Exercise prompt
Please print every record that follows, keeping each one exactly as it is.

(Entries from a dataset of interfaces)
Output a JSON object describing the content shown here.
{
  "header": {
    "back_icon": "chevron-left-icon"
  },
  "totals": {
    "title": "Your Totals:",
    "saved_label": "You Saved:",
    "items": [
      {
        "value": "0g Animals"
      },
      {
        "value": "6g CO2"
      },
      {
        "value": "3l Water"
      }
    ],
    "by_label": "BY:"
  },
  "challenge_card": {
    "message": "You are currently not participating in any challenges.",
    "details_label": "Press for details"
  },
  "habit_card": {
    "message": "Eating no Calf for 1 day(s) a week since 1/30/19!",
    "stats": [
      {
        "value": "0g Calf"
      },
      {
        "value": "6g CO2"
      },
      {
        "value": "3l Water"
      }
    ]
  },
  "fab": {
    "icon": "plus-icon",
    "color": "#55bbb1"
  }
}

Your solution
Output a JSON object describing the content shown here.
{
  "header": {
    "back_icon": "chevron-left-icon"
  },
  "totals": {
    "title": "Your Totals:",
    "saved_label": "You Saved:",
    "items": [
      {
        "value": "0g Animals"
      },
      {
        "value": "6g CO2"
      },
      {
        "value": "3l Water"
      }
    ],
    "by_label": "BY:"
  },
  "challenge_card": {
    "message": "You are currently not participating in any challenges.",
    "details_label": "Press for details"
  },
  "habit_card": {
    "message": "Eating no Calf for 1 day(s) a week since 1/30/19!",
    "stats": [
      {
        "value": "0g Calf"
      },
      {
        "value": "6g CO2"
      },
      {
        "value": "3l Water"
      }
    ]
  },
  "fab": {
    "icon": "plus-icon",
    "color": "#55bbb1"
  }
}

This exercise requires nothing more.